Leapdragon 2016 - Aron Hsiao Was Here

Another day…  §

…another missed opportunity.

These days, they all somehow feel like missed opportunities. Every day begins as an empty book, open to the first page. Sounds great.

But every day also ends as an empty book, now shut.

— § —

Sure, I know all the stuff.

Zen Habits.
Habits of Highly Effective People.
18 Minutes.

And so on.

The problem with all of these isn’t the general concept; the concept is fine in the abstract.
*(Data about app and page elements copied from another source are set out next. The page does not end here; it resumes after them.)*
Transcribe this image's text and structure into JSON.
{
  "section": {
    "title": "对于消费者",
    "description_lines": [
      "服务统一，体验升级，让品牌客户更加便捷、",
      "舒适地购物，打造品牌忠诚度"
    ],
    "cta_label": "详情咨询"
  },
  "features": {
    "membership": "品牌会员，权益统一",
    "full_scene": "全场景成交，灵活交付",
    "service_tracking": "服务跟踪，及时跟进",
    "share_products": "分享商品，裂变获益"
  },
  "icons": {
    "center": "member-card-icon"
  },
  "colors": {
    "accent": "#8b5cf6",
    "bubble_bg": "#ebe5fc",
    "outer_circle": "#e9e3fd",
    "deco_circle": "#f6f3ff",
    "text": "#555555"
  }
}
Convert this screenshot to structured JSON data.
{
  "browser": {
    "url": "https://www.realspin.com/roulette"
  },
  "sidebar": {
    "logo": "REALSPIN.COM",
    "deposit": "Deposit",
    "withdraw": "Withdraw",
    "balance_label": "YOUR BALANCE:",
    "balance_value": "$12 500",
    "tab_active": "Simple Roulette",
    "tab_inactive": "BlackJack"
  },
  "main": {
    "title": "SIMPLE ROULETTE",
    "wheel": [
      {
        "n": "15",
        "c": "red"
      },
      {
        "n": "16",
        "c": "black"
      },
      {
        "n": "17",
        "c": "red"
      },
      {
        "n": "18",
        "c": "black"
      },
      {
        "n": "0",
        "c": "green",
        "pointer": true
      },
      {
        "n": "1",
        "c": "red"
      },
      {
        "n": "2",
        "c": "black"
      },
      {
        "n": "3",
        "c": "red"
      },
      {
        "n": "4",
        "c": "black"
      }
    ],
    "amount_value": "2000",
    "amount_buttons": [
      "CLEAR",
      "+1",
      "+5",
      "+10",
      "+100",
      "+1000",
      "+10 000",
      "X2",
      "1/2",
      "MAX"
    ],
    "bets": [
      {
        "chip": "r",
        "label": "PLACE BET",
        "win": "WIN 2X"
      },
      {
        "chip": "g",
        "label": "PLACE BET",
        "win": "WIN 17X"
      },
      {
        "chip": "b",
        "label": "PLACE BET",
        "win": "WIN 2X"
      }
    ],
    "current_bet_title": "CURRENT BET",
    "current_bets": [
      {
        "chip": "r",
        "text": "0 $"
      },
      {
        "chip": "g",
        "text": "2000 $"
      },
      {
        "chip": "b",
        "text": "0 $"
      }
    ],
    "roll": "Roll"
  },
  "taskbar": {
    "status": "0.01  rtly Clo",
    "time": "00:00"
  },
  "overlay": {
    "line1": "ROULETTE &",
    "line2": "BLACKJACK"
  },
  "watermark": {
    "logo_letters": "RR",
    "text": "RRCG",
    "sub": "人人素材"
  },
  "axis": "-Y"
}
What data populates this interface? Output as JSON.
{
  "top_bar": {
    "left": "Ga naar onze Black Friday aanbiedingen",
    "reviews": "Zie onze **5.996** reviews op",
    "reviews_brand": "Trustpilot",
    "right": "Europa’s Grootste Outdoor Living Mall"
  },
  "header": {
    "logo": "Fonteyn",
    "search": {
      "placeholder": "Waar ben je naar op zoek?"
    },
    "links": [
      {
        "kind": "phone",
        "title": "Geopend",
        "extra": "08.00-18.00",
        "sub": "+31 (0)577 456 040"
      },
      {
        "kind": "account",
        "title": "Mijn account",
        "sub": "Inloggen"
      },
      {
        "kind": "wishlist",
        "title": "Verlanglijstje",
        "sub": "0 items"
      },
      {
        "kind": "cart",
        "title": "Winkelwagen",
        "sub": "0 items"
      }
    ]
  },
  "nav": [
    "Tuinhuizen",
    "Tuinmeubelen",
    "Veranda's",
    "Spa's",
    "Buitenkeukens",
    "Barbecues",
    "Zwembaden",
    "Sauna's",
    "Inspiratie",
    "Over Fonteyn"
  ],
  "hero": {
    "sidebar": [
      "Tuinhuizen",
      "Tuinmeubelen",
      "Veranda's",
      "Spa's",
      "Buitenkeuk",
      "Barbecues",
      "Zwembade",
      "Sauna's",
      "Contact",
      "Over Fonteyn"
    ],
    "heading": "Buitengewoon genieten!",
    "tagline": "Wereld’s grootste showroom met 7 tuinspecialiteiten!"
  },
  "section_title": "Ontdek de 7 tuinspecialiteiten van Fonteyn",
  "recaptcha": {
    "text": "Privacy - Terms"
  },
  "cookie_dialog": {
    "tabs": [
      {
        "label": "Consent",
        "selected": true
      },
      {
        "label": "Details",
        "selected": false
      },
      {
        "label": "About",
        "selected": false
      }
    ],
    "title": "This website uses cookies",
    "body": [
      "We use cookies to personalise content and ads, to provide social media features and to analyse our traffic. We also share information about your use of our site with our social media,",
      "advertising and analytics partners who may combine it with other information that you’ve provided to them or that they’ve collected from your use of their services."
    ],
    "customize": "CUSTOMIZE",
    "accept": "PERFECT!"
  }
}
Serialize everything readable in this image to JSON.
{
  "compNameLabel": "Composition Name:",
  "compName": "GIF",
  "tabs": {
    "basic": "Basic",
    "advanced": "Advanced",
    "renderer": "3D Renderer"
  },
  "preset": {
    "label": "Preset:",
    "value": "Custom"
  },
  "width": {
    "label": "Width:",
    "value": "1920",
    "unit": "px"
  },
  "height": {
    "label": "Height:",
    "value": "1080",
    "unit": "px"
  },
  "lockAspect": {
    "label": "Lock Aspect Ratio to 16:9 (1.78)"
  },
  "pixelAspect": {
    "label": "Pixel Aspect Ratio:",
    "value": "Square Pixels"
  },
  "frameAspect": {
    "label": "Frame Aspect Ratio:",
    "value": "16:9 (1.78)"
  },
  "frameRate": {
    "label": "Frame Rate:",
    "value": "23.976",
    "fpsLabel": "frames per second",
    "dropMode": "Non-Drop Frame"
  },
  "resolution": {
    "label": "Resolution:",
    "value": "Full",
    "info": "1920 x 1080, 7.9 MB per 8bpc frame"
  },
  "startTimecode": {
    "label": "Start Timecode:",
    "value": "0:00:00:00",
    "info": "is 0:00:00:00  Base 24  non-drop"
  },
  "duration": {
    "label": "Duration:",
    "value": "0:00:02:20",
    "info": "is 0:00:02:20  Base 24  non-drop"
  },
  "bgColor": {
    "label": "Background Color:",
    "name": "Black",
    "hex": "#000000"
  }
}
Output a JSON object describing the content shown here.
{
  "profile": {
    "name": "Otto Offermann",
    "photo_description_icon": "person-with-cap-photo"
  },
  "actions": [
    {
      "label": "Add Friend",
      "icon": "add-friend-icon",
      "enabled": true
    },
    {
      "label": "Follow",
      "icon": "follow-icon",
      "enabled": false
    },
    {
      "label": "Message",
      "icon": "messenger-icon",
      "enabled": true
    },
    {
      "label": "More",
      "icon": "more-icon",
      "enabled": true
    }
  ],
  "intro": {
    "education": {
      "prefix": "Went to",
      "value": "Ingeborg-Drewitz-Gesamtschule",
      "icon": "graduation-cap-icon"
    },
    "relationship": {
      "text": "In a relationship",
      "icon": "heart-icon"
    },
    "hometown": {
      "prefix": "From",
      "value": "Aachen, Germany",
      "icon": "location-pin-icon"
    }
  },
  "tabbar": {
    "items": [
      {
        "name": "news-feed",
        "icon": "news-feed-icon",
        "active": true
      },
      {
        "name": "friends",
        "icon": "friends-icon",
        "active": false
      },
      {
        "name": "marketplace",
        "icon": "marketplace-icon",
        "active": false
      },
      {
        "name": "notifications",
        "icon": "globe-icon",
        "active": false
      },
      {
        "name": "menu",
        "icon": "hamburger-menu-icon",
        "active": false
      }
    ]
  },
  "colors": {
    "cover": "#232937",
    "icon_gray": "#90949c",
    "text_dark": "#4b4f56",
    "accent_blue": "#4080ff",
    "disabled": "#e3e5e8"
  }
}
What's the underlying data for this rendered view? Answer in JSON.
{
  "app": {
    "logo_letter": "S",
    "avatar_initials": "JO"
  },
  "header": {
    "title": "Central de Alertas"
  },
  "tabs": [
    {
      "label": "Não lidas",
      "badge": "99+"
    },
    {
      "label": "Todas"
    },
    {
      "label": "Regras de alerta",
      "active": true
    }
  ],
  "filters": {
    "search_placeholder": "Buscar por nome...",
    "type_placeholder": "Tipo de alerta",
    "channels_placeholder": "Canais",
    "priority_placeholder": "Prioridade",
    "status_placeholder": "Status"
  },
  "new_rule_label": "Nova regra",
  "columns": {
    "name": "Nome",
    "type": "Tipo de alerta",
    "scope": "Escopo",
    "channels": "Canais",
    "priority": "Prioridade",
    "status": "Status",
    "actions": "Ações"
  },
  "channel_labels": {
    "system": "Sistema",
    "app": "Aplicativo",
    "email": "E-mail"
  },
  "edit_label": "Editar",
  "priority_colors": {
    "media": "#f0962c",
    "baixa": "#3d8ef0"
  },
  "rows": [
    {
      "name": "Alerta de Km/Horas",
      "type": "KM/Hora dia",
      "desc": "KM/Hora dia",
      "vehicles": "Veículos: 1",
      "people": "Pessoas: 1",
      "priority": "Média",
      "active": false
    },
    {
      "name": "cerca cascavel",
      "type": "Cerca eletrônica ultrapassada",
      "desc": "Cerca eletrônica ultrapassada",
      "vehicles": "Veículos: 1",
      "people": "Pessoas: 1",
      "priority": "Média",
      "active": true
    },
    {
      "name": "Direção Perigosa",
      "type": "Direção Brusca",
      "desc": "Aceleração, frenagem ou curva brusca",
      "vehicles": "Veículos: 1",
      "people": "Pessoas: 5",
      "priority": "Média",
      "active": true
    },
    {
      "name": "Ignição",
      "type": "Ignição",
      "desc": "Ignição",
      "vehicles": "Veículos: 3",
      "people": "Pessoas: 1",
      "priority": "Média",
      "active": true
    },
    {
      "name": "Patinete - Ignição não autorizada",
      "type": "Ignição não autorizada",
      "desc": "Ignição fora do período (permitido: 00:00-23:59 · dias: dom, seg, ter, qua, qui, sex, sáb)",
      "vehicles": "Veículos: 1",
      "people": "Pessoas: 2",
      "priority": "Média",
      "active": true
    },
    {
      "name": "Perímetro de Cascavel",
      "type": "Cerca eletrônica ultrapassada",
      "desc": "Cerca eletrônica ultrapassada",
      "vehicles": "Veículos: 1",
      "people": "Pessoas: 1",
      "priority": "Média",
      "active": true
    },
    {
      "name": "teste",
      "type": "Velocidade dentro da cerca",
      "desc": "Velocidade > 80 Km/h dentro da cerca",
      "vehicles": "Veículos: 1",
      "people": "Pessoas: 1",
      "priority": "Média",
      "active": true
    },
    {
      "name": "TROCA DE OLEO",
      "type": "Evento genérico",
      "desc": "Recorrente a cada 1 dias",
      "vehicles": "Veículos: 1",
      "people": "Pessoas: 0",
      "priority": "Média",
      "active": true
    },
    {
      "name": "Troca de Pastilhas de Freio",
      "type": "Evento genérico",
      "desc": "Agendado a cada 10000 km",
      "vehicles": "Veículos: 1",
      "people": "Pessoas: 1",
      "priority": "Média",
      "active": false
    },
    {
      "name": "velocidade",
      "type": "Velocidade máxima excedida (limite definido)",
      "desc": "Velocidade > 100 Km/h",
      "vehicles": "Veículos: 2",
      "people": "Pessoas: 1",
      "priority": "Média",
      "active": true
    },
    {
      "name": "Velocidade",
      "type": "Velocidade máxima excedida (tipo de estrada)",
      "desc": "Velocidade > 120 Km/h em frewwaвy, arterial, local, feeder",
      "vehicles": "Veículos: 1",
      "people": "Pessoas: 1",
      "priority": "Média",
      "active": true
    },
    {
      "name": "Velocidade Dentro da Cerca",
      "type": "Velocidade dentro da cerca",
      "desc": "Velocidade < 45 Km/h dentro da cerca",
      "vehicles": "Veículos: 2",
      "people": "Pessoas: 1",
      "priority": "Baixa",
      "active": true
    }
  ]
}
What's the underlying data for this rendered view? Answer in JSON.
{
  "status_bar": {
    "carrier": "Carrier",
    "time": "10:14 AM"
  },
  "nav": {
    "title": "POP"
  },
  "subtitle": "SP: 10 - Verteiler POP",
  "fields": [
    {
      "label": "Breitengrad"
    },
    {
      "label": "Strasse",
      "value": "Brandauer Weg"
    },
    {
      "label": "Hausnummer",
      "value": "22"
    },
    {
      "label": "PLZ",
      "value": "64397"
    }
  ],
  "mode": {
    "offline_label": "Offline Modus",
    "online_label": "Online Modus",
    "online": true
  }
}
The problem is that in real, concrete terms, what they simply describe as “making sacrifices, and yes, it will be hard,” often amounts to things that will leave a person in jail, or in an early grave:

– Not being able to pay your bills
– Not being able to afford medical care
– Not keeping your family as a result of not doing right by them

And so on.

In short, they’re lifestyle and priorities training for rich folk.

Most of us don’t have the luxury of just “making sacrifices.” No doubt the gurus would call this a “choice.” I suppose they’d be right. But it’s a different sort of choice than the ones they’re making.

— § —

I used to know things that I’ve forgotten.

I keep having this sense.

It overwhelms me, in fact, much of the time.

I can’t articulate what these things are, or even what their nature is. I don’t know where the sense comes from, or how to talk about it with clarity.

Just that I’ve forgotten important things; very important things. Not facts, or a particular kind of “knowledge,” per se. More ways of being—being alive, being emplaced, being a body, being in the world, being busy, being a self.

In some ways, it feels like the conceptual version of phantom limb syndrome.

— § —

We race.

We race from one thing to the next.

That’s what we do; that’s the nature of our society.

We race toward death.

— § —

My forgetting wasn’t an accident. It was necessary. Required, even. There was no avoiding it; there was no other choice.

It was, however, a catastrophic loss made plausible only because the alternative was so much the more catastrophic.

And now, having forgotten, I’m like the dying traveller standing outside the city wall; all the world’s pleasures are just inside, but I stand in the desert, slowly sinking toward the hot sand and toward my death because I do not remember the password given to me at the start of my journey.

Those on the inside would love to help, but their advice and hints are pointless. Forgotten is forgotten.

The password is lying somewhere in the middle of the desert, half-buried and camouflaged in sand, between a vaguely recalled place of origin left behind countless footsteps ago and the wall through which none may pass without it.

— § —

I can’t articulate a purpose for most of what I do, other than that I do it to get paid.

That’s no way to be.

— § —

I am surrounded by camera bodies and writing tools and gadgets. I can’t seem to stop myself from acquiring them, configuring them, and putting them through their paces in the few minutes that I have before the end of the workday and the beginning of sleep.

Clearly, if I were able to make “sacrifices,” I know which things I would sacrifice *for*.

— § —

I suppose I’ll just have to be buried alongside them.

There is a poetry in that—the most valued tools, empty, but nonetheless there. Always kept in hopes of the discovery of an open moment—which never came.

The messiah arrived first; the words and pictures will simply have to wait.

— § —

I am repeating myself. This has become a space in which I say the same thing over and over again.

This is largely because I live the same days, same weeks, and same months over and over again.

Same days.
Same posts.
Same problems.

Groundhog Blog.